Data-Backed Concert Service Expands Footprint to Include London
Jukely, the new concert subscription service that’s quickly becoming popular in the U.S., has now crossed international borders and added London to its growing footprint. The service is commonly described as “the Netflix for live music” and uses complex data and algorithms to suggest bands and artists users would like. It then allows the user to attend an unlimited number of concerts each month – all for a flat monthly fee.
Whereas secondary online marketplaces like Ticketbis.com or deal sites such as Groupon appeal to casual fans of entertainment, Jukely is designed to quell the thirst of hardcore music fans that simply can’t get enough live music. As a city with such rich music history, London is the perfect fit for the American-based company’s launch into international territory.
Jukely: Made for Music Lovers
Founded in 2013 by Bora Celik, Jukely quickly found its feet as big-name investors like Spotify and Soundcloud jumped onboard. While anyone can sign up for the social network aspect of Jukely, there are really two different paid tiers. The first, known as Unlimited, lets you attend as many live music gigs as you want each month for a flat rate of £25. The Unlimited Plus package allows users to bring one guest per event – or attend two events in a single night.
Events are typically added two or three days prior and users are required to claim tickets to the gigs they plan on attending. While you won’t find huge headlining artists and bands in the Jukely lineup, users can discover niche talents and new rising stars that they otherwise may not have found.
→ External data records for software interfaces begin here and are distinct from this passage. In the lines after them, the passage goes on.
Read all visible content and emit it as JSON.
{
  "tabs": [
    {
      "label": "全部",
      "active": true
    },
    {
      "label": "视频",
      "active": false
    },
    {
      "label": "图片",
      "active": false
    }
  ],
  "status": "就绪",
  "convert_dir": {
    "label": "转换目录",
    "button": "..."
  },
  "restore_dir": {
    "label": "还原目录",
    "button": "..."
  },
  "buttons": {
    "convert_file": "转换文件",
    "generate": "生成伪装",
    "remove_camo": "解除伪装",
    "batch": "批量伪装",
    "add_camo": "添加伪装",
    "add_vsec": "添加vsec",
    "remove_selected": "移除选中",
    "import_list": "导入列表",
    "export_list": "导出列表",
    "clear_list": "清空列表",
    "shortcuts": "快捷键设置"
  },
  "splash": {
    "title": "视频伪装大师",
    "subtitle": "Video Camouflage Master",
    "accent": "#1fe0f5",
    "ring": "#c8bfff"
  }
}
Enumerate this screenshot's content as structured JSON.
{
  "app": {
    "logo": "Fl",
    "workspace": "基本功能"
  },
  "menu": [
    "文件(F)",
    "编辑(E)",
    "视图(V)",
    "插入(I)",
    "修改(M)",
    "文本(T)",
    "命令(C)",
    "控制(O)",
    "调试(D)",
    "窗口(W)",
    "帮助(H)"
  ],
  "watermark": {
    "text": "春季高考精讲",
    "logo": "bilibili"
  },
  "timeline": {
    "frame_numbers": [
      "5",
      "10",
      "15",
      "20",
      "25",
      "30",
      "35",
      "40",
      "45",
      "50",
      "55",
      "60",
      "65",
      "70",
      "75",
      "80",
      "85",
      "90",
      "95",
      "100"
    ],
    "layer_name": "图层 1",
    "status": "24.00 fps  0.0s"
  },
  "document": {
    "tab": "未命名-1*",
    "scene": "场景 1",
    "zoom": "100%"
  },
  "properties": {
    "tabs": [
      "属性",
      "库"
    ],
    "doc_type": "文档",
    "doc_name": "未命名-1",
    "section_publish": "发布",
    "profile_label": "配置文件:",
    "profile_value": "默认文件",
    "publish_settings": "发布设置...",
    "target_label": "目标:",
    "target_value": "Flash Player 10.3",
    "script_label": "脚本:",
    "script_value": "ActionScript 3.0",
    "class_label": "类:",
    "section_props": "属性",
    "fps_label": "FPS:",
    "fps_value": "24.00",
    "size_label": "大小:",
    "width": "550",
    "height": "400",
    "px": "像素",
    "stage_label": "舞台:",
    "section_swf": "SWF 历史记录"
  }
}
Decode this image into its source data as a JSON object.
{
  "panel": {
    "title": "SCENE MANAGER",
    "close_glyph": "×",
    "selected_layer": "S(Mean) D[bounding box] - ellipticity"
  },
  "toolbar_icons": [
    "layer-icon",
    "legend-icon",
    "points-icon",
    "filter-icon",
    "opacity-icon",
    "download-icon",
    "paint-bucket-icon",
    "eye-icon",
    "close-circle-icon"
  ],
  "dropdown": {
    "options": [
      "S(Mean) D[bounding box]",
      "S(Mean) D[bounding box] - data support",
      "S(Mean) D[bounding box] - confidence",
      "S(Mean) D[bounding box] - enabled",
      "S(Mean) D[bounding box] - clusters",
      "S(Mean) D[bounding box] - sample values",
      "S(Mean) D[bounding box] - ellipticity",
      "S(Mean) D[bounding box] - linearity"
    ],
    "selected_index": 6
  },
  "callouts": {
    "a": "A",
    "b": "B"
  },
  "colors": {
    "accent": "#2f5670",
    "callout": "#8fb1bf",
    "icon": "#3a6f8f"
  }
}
So far, some of the bigger names have included acts like Kiesza, Skrillex, and Questlove.
“We’re delighted to bring Jukely to the UK,” Celik recently said. “The UK is a nation of music-lovers with an unrivalled popular music heritage – making London the perfect place for the next stage in our company’s journey.”
How Jukely Works
With more than $8 million in funding already secured for future growth and development, many business minded people are asking about the ins and outs of the service. How does Jukely work and is there anything proprietary or sustainable about it?
Well, according to those close to Jukely, the service uses a sophisticated algorithm that taps data from users’ accounts on services like Spotify, Soundcloud, Facebook, Hype Machine, Rdio, and Last.fm. Using that data, Jukely can then make recommendations regarding which new artists users are likely to be interested in.
The technology works similar to how a Pandora radio station functions. The algorithm predicts what genres, sounds, and styles the user prefers based on a number of unique, user-specific inputs. It’s certainly not a foolproof technology, but the service’s rise in popularity shows that Jukely is on to something.
Challenges Still Await
While early adopters may feel like it’s been around for a while, Jukely is still very much in its infancy. The biggest challenge will be keeping users and artists satisfied. Concert prices are extremely volatile and there are only a finite number of tours and show dates.
“We’ll be closely keeping an eye on the math that matches supply and demand so the service indeed gives the unlimited concerts feeling,” Celik reassures users. “We’ll have a rotation system built that’ll match our members and upcoming availabilities so it will be first come first serve until our availability is fulfilled, and we’ll send members messages when we have availability for them.”
Challenges await for Jukely, but the company’s aim as it expands into London still remains the same: Allow music fans to access as many concerts as they’d like by using a data-backed algorithm that suggests new artists and acts.